# PROBLEM REQUIREMENTS
Could you write out every record below exactly, leaving the pictures out?

***** DATA TO USE *****

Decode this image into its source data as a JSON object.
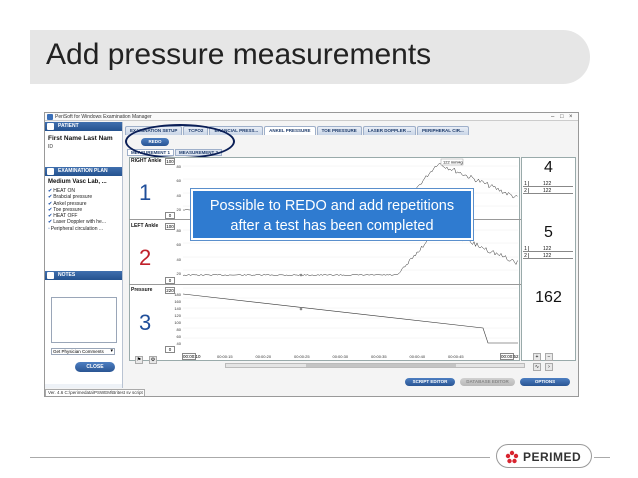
{
  "slide": {
    "title": "Add pressure measurements",
    "callout_line1": "Possible to REDO and add repetitions",
    "callout_line2": "after a test has been completed",
    "logo_text": "PERIMED"
  },
  "app": {
    "window_title": "PeriSoft for Windows Examination Manager",
    "status_bar": "Ver. 4.6   C:\\perimedata\\PSWEM\\Britest sv script"
  },
  "left_panel": {
    "patient_header": "PATIENT",
    "patient_name": "First Name Last Nam",
    "patient_id": "ID",
    "plan_header": "EXAMINATION PLAN",
    "plan_name": "Medium Vasc Lab, ...",
    "plan_items": [
      {
        "label": "HEAT ON",
        "checked": true
      },
      {
        "label": "Brabcial pressure",
        "checked": true
      },
      {
        "label": "Ankel pressure",
        "checked": true
      },
      {
        "label": "Toe pressure",
        "checked": true
      },
      {
        "label": "HEAT OFF",
        "checked": true
      },
      {
        "label": "Laser Doppler with he...",
        "checked": true
      },
      {
        "label": "Peripheral circulation ...",
        "checked": false
      }
    ],
    "notes_header": "NOTES",
    "physician_select": "Get Physician Comments",
    "close_button": "CLOSE"
  },
  "tabs": [
    {
      "label": "EXAMINATION SETUP",
      "active": false
    },
    {
      "label": "TCPO2",
      "active": false
    },
    {
      "label": "BRANCIAL PRESS...",
      "active": false
    },
    {
      "label": "ANKEL PRESSURE",
      "active": true
    },
    {
      "label": "TOE PRESSURE",
      "active": false
    },
    {
      "label": "LASER DOPPLER ...",
      "active": false
    },
    {
      "label": "PERIPHERAL CIR...",
      "active": false
    }
  ],
  "redo_button": "REDO",
  "measurement_tabs": [
    {
      "label": "MEASUREMENT 1",
      "active": true
    },
    {
      "label": "MEASUREMENT 2",
      "active": false
    }
  ],
  "tracks": [
    {
      "label": "RIGHT Ankle",
      "number": "1",
      "number_color": "#1f4e9a",
      "max": "100",
      "min": "0",
      "ticks": [
        "80",
        "60",
        "40",
        "20"
      ],
      "result": "4",
      "rows": [
        {
          "idx": "1",
          "value": "122"
        },
        {
          "idx": "2",
          "value": "122"
        }
      ],
      "marker": "122 mmHg"
    },
    {
      "label": "LEFT Ankle",
      "number": "2",
      "number_color": "#c0202a",
      "max": "100",
      "min": "0",
      "ticks": [
        "80",
        "60",
        "40",
        "20"
      ],
      "result": "5",
      "rows": [
        {
          "idx": "1",
          "value": "122"
        },
        {
          "idx": "2",
          "value": "122"
        }
      ]
    },
    {
      "label": "Pressure",
      "number": "3",
      "number_color": "#1f4e9a",
      "max": "220",
      "min": "0",
      "ticks": [
        "180",
        "160",
        "140",
        "120",
        "100",
        "80",
        "60",
        "40"
      ],
      "result": "162"
    }
  ],
  "time_axis": {
    "start": "00:00:10",
    "end": "00:00:52",
    "labels": [
      "00:00:15",
      "00:00:20",
      "00:00:25",
      "00:00:30",
      "00:00:35",
      "00:00:40",
      "00:00:45"
    ]
  },
  "bottom_buttons": {
    "script_editor": "SCRIPT EDITOR",
    "database_editor": "DATABASE EDITOR",
    "options": "OPTIONS"
  }
}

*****

# RESPONSE BOX
Decode this image into its source data as a JSON object.
{
  "slide": {
    "title": "Add pressure measurements",
    "callout_line1": "Possible to REDO and add repetitions",
    "callout_line2": "after a test has been completed",
    "logo_text": "PERIMED"
  },
  "app": {
    "window_title": "PeriSoft for Windows Examination Manager",
    "status_bar": "Ver. 4.6   C:\\perimedata\\PSWEM\\Britest sv script"
  },
  "left_panel": {
    "patient_header": "PATIENT",
    "patient_name": "First Name Last Nam",
    "patient_id": "ID",
    "plan_header": "EXAMINATION PLAN",
    "plan_name": "Medium Vasc Lab, ...",
    "plan_items": [
      {
        "label": "HEAT ON",
        "checked": true
      },
      {
        "label": "Brabcial pressure",
        "checked": true
      },
      {
        "label": "Ankel pressure",
        "checked": true
      },
      {
        "label": "Toe pressure",
        "checked": true
      },
      {
        "label": "HEAT OFF",
        "checked": true
      },
      {
        "label": "Laser Doppler with he...",
        "checked": true
      },
      {
        "label": "Peripheral circulation ...",
        "checked": false
      }
    ],
    "notes_header": "NOTES",
    "physician_select": "Get Physician Comments",
    "close_button": "CLOSE"
  },
  "tabs": [
    {
      "label": "EXAMINATION SETUP",
      "active": false
    },
    {
      "label": "TCPO2",
      "active": false
    },
    {
      "label": "BRANCIAL PRESS...",
      "active": false
    },
    {
      "label": "ANKEL PRESSURE",
      "active": true
    },
    {
      "label": "TOE PRESSURE",
      "active": false
    },
    {
      "label": "LASER DOPPLER ...",
      "active": false
    },
    {
      "label": "PERIPHERAL CIR...",
      "active": false
    }
  ],
  "redo_button": "REDO",
  "measurement_tabs": [
    {
      "label": "MEASUREMENT 1",
      "active": true
    },
    {
      "label": "MEASUREMENT 2",
      "active": false
    }
  ],
  "tracks": [
    {
      "label": "RIGHT Ankle",
      "number": "1",
      "number_color": "#1f4e9a",
      "max": "100",
      "min": "0",
      "ticks": [
        "80",
        "60",
        "40",
        "20"
      ],
      "result": "4",
      "rows": [
        {
          "idx": "1",
          "value": "122"
        },
        {
          "idx": "2",
          "value": "122"
        }
      ],
      "marker": "122 mmHg"
    },
    {
      "label": "LEFT Ankle",
      "number": "2",
      "number_color": "#c0202a",
      "max": "100",
      "min": "0",
      "ticks": [
        "80",
        "60",
        "40",
        "20"
      ],
      "result": "5",
      "rows": [
        {
          "idx": "1",
          "value": "122"
        },
        {
          "idx": "2",
          "value": "122"
        }
      ]
    },
    {
      "label": "Pressure",
      "number": "3",
      "number_color": "#1f4e9a",
      "max": "220",
      "min": "0",
      "ticks": [
        "180",
        "160",
        "140",
        "120",
        "100",
        "80",
        "60",
        "40"
      ],
      "result": "162"
    }
  ],
  "time_axis": {
    "start": "00:00:10",
    "end": "00:00:52",
    "labels": [
      "00:00:15",
      "00:00:20",
      "00:00:25",
      "00:00:30",
      "00:00:35",
      "00:00:40",
      "00:00:45"
    ]
  },
  "bottom_buttons": {
    "script_editor": "SCRIPT EDITOR",
    "database_editor": "DATABASE EDITOR",
    "options": "OPTIONS"
  }
}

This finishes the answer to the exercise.